How to preserve Africa’s languages..By KOFOWOROLA BELO-OSAGIE

As far as nine-year-old Jesse Iriah is concerned, she is not a Nigerian. And she may be right.

She was born in New York to a Yoruba mother and Edo father.  She speaks only English.  She knows a little Yoruba, though, at least she hears a bit of it when her mother speaks with relatives, but she doesn’t understand what Ora, her father’s language, is at all.

“I am American.  I am not a Nigerian,” she told this reporter with all sense of seriousness at the prize giving ceremony of the upscale school she attends.

Asked about how much Yoruba she can speak, she said: “I can speak two proverbs.”  One of them is “Ise l’oogun ise”, which she learnt at school.

She is among thousands of school-aged children across the country growing up in homes where English is exalted above the mother tongue as the preferred language of communication.

Her kind are born to a generation of highflying comfortable young professionals, many of whose parents also maintained a similar language regime during their childhood.

However, renowned Kenyan author Prof Ngugi wa Thiong’ O does not think such should be encouraged.  His description of the practice as enslavement took on a whole new meaning for the audience at the Read Africa Launch by UBA Foundation at the UBA Headquarters, Marina, Lagos on Monday last week.

Urging the foundation to support publishing in local languages, the distinguished Professor of English and Comparative Literature at the University of California, Irvine, United States, said: “You don’t say there are too many languages in the world. Languages are keys to knowledge.  The more languages you know, the more keys to treasure houses you have.  If you know all the other languages and don’t know your language that is called enslavement. If you know your language and add all the other languages, that is called empowerment.”

The impact of his statement on those in attendance was expressed by Mr Kenneth Uzoka, Deputy Managing Director of the bank, who lamented that most parents do not teach their children their languages.

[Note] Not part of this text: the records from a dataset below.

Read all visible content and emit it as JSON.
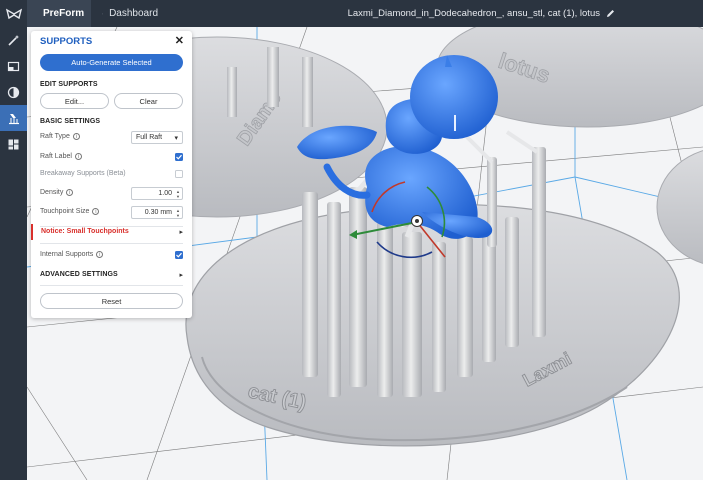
{
  "topbar": {
    "tabs": [
      {
        "label": "PreForm",
        "active": true
      },
      {
        "label": "Dashboard",
        "active": false
      }
    ],
    "filename": "Laxmi_Diamond_in_Dodecahedron_, ansu_stl, cat (1), lotus"
  },
  "colors": {
    "accent": "#2f6fcf",
    "notice": "#d9302c",
    "chrome": "#2b3440"
  },
  "rail": [
    "magic-wand-icon",
    "orientation-icon",
    "layout-icon",
    "supports-icon",
    "layout-grid-icon"
  ],
  "panel": {
    "title": "SUPPORTS",
    "auto_generate": "Auto-Generate Selected",
    "edit_section": "EDIT SUPPORTS",
    "edit_button": "Edit...",
    "clear_button": "Clear",
    "basic_section": "BASIC SETTINGS",
    "raft_type_label": "Raft Type",
    "raft_type_value": "Full Raft",
    "raft_label_label": "Raft Label",
    "raft_label_checked": true,
    "breakaway_label": "Breakaway Supports (Beta)",
    "breakaway_checked": false,
    "density_label": "Density",
    "density_value": "1.00",
    "touchpoint_label": "Touchpoint Size",
    "touchpoint_value": "0.30 mm",
    "notice": "Notice: Small Touchpoints",
    "internal_label": "Internal Supports",
    "internal_checked": true,
    "advanced_section": "ADVANCED SETTINGS",
    "reset_button": "Reset"
  },
  "scene": {
    "rafts": [
      {
        "label": "cat (1)"
      },
      {
        "label": "lotus"
      },
      {
        "label": "Diamo"
      },
      {
        "label": "Laxmi"
      }
    ]
  }
}
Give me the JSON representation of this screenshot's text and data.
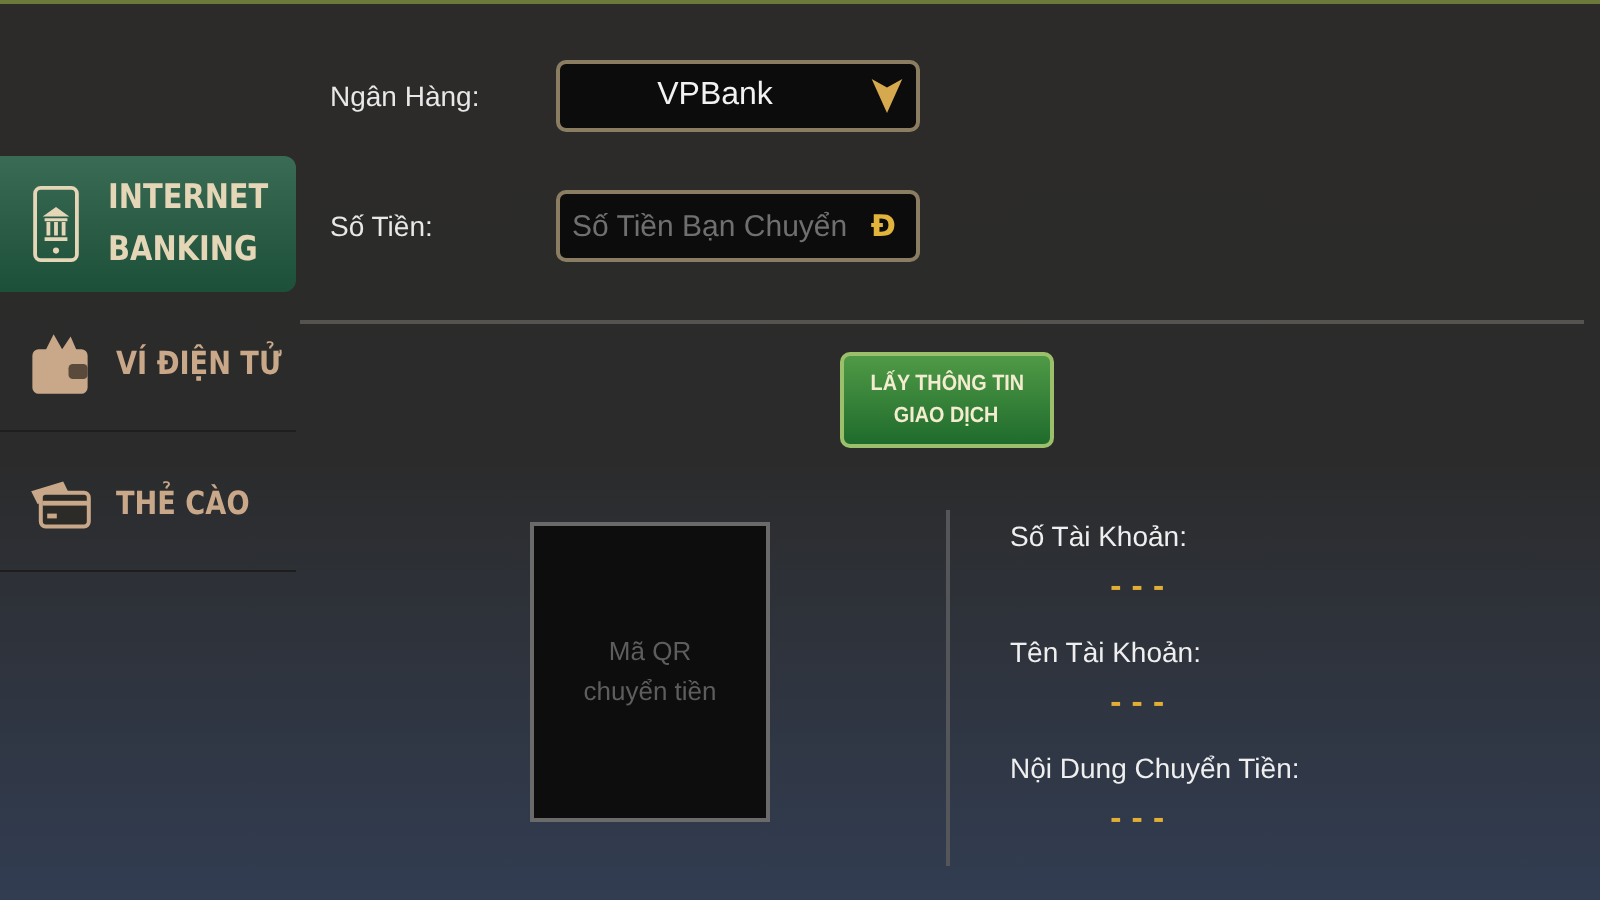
{
  "sidebar": {
    "items": [
      {
        "kind": "bank",
        "label_lines": [
          "INTERNET",
          "BANKING"
        ],
        "selected": true
      },
      {
        "kind": "wallet",
        "label_lines": [
          "VÍ ĐIỆN TỬ"
        ],
        "selected": false
      },
      {
        "kind": "card",
        "label_lines": [
          "THẺ CÀO"
        ],
        "selected": false
      }
    ]
  },
  "form": {
    "bank_label": "Ngân Hàng:",
    "bank_value": "VPBank",
    "amount_label": "Số Tiền:",
    "amount_placeholder": "Số Tiền Bạn Chuyển",
    "currency": "Đ"
  },
  "action_button": {
    "lines": [
      "LẤY THÔNG TIN",
      "GIAO DỊCH"
    ]
  },
  "qr": {
    "lines": [
      "Mã QR",
      "chuyển tiền"
    ]
  },
  "details": [
    {
      "label": "Số Tài Khoản:",
      "value": "- - -"
    },
    {
      "label": "Tên Tài Khoản:",
      "value": "- - -"
    },
    {
      "label": "Nội Dung Chuyển Tiền:",
      "value": "- - -"
    }
  ]
}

“Professor has given us a new definition of empowerment.   How many of us can have a conversation with our children in our language? I am not sure we are up to 10 per cent, so that is slavery.  I think we should applaud the professor.  This is a man who has taught in Yale but he converses with his son in their local dialect,” he said……READ MORE